British Prime Minister Rishi Sunak this week reiterated his congratulations following President-elect Lula da Silva’s victory in Brazil’s election in October, and both leaders agreed on the importance of promoting democratic values.
Brazil's President-elect Luiz Inacio Lula Da Silva is expected to announce some of the names that will make up his cabinet once he takes office on Jan. 1 on Friday just before the quarterfinal football match between the South American country's national team and that of Croatia at the Qatar 2022 World Cup.
Brazil's President Jair Bolsonaro has reshuffled his ministerial cabinet and those appointed took their oaths of office Thursday at Brasilia's Planalto Palace. Those who left their offices will be able to run in the upcoming elections for various posts.
Brazilian President Dilma Rousseff on Friday announced a Cabinet reshuffle that reduces the number of posts from 39 to 31 and gives a more significant role to the Brazilian Democratic Movement Party, or PMDB, the country's biggest and a key ally of her Workers' Party.

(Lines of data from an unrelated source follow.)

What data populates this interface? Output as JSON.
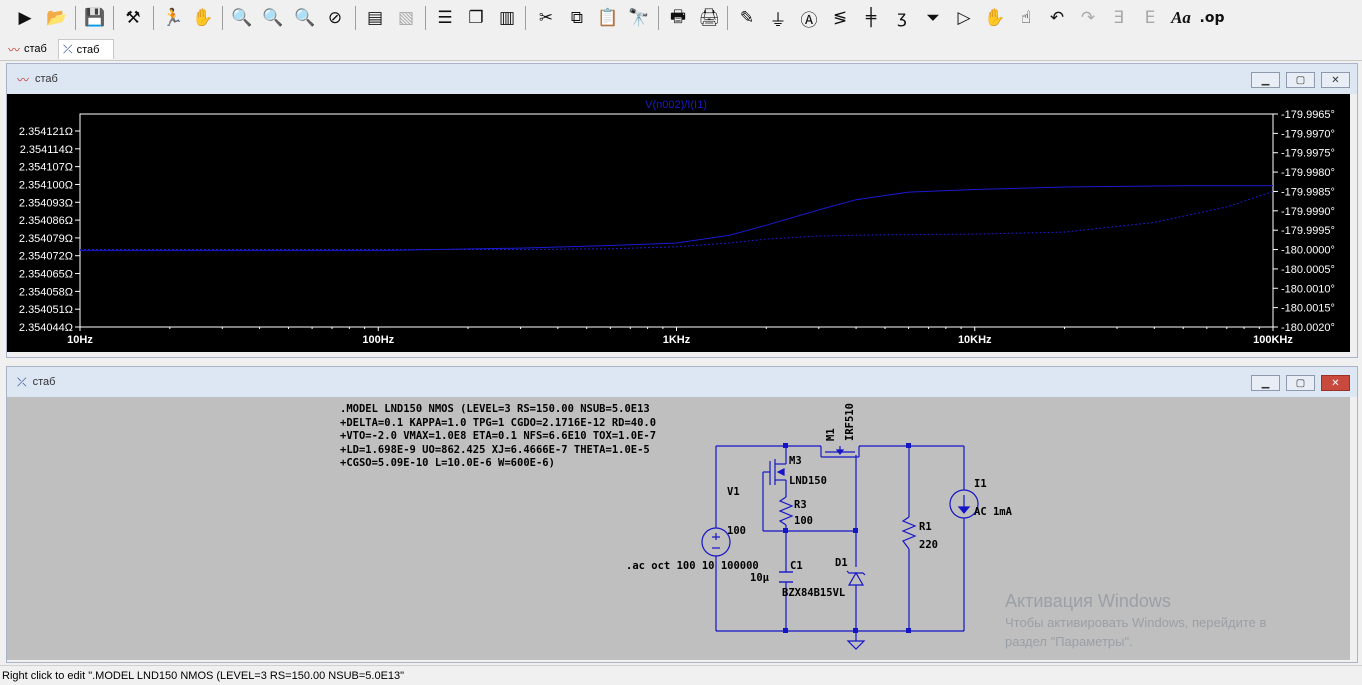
{
  "toolbar": {
    "icons": [
      "run-icon",
      "open-icon",
      "save-icon",
      "control-panel-icon",
      "halt-icon",
      "pan-hand-icon",
      "zoom-in-icon",
      "zoom-area-icon",
      "zoom-out-icon",
      "zoom-cancel-icon",
      "autorange-icon",
      "fit-icon",
      "tile-horizontal-icon",
      "cascade-icon",
      "tile-vertical-icon",
      "cut-icon",
      "copy-icon",
      "paste-icon",
      "find-icon",
      "print-setup-icon",
      "print-icon",
      "wire-pencil-icon",
      "ground-icon",
      "label-net-icon",
      "resistor-icon",
      "capacitor-icon",
      "inductor-icon",
      "diode-icon",
      "component-icon",
      "move-hand-icon",
      "drag-hand-icon",
      "undo-icon",
      "redo-icon",
      "rotate-icon",
      "mirror-icon",
      "text-icon",
      "spice-directive-icon"
    ]
  },
  "tabs": [
    {
      "label": "стаб",
      "icon": "waveform-icon"
    },
    {
      "label": "стаб",
      "icon": "schematic-icon"
    }
  ],
  "plot_window": {
    "title": "стаб",
    "trace_label": "V(n002)/I(I1)",
    "colors": {
      "background": "#000000",
      "trace": "#1a1ad0",
      "axis_text": "#ffffff"
    }
  },
  "chart_data": {
    "type": "line",
    "title": "V(n002)/I(I1)",
    "xscale": "log",
    "x_ticks": [
      "10Hz",
      "100Hz",
      "1KHz",
      "10KHz",
      "100KHz"
    ],
    "xlim": [
      10,
      100000
    ],
    "left_axis_ticks": [
      "2.354121Ω",
      "2.354114Ω",
      "2.354107Ω",
      "2.354100Ω",
      "2.354093Ω",
      "2.354086Ω",
      "2.354079Ω",
      "2.354072Ω",
      "2.354065Ω",
      "2.354058Ω",
      "2.354051Ω",
      "2.354044Ω"
    ],
    "right_axis_ticks": [
      "-179.9965°",
      "-179.9970°",
      "-179.9975°",
      "-179.9980°",
      "-179.9985°",
      "-179.9990°",
      "-179.9995°",
      "-180.0000°",
      "-180.0005°",
      "-180.0010°",
      "-180.0015°",
      "-180.0020°"
    ],
    "ylim_magnitude": [
      2.354044,
      2.354121
    ],
    "ylim_phase": [
      -180.002,
      -179.9965
    ],
    "grid": false,
    "series": [
      {
        "style": "solid",
        "axis": "left",
        "x": [
          10,
          100,
          300,
          600,
          1000,
          1500,
          2000,
          3000,
          4000,
          6000,
          10000,
          20000,
          50000,
          100000
        ],
        "y": [
          2.354074,
          2.354074,
          2.354075,
          2.354076,
          2.354077,
          2.35408,
          2.354084,
          2.35409,
          2.354094,
          2.354097,
          2.354098,
          2.354099,
          2.3540995,
          2.3540995
        ]
      },
      {
        "style": "dashed",
        "axis": "right",
        "x": [
          10,
          100,
          300,
          600,
          1000,
          1500,
          2000,
          3000,
          5000,
          10000,
          20000,
          40000,
          70000,
          100000
        ],
        "y": [
          -180.0,
          -180.0,
          -180.0,
          -179.99998,
          -179.99993,
          -179.99983,
          -179.99973,
          -179.99965,
          -179.99962,
          -179.9996,
          -179.99955,
          -179.9993,
          -179.9989,
          -179.9985
        ]
      }
    ]
  },
  "schematic_window": {
    "title": "стаб",
    "spice_directive": [
      ".MODEL LND150 NMOS (LEVEL=3 RS=150.00 NSUB=5.0E13",
      "+DELTA=0.1 KAPPA=1.0 TPG=1 CGDO=2.1716E-12 RD=40.0",
      "+VTO=-2.0 VMAX=1.0E8 ETA=0.1 NFS=6.6E10 TOX=1.0E-7",
      "+LD=1.698E-9 UO=862.425 XJ=6.4666E-7 THETA=1.0E-5",
      "+CGSO=5.09E-10 L=10.0E-6 W=600E-6)"
    ],
    "ac_directive": ".ac oct 100 10 100000",
    "components": {
      "m1_name": "M1",
      "m1_value": "IRF510",
      "m3_name": "M3",
      "m3_value": "LND150",
      "r3_name": "R3",
      "r3_value": "100",
      "v1_name": "V1",
      "v1_value": "100",
      "c1_name": "C1",
      "c1_value": "10µ",
      "d1_name": "D1",
      "d1_value": "BZX84B15VL",
      "r1_name": "R1",
      "r1_value": "220",
      "i1_name": "I1",
      "i1_value": "AC 1mA"
    },
    "colors": {
      "background": "#bfbfbf",
      "wire": "#1515c8",
      "text": "#000000"
    }
  },
  "watermark": {
    "title": "Активация Windows",
    "line1": "Чтобы активировать Windows, перейдите в",
    "line2": "раздел \"Параметры\"."
  },
  "status": {
    "text": "Right click to edit \".MODEL LND150 NMOS (LEVEL=3 RS=150.00 NSUB=5.0E13\""
  }
}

Brazil largest party, main ally and pillar of President Dilma Rousseff's fragile coalition said it was “110% satisfied” with the changes announced on Friday: reducing cabinet posts from 39 to 31, slashing thousands of coveted jobs for political appointees and cutting her salary and that of the vice president by 10%.
Brazilian President Dilma Rousseff appointed on Friday new ministers for agriculture, civil aviation and labour, the presidential office said, in a Cabinet shuffle that left her economic team intact.
Brazilian President Dilma Rousseff plans to replace a handful of ministers to streamline the cabinet when she completes a year in office in January but the shuffle does not include Finance minister Guido Mantega, according to Planalto sources.
Former Brazilian president Fernando Henrique Cardoso recommended President Dilma Rousseff a purge of her cabinet which faces yet another alleged corruption case: the minister of Labour, the fifth since she took office last January.
Brazilian president Dilma Rousseff public opinion support climbed two points following last week’s cabinet reshuffle and a majority of Brazilians also believes that former president Lula da Silva continues to intervene in government affairs and this participation is ‘correct’.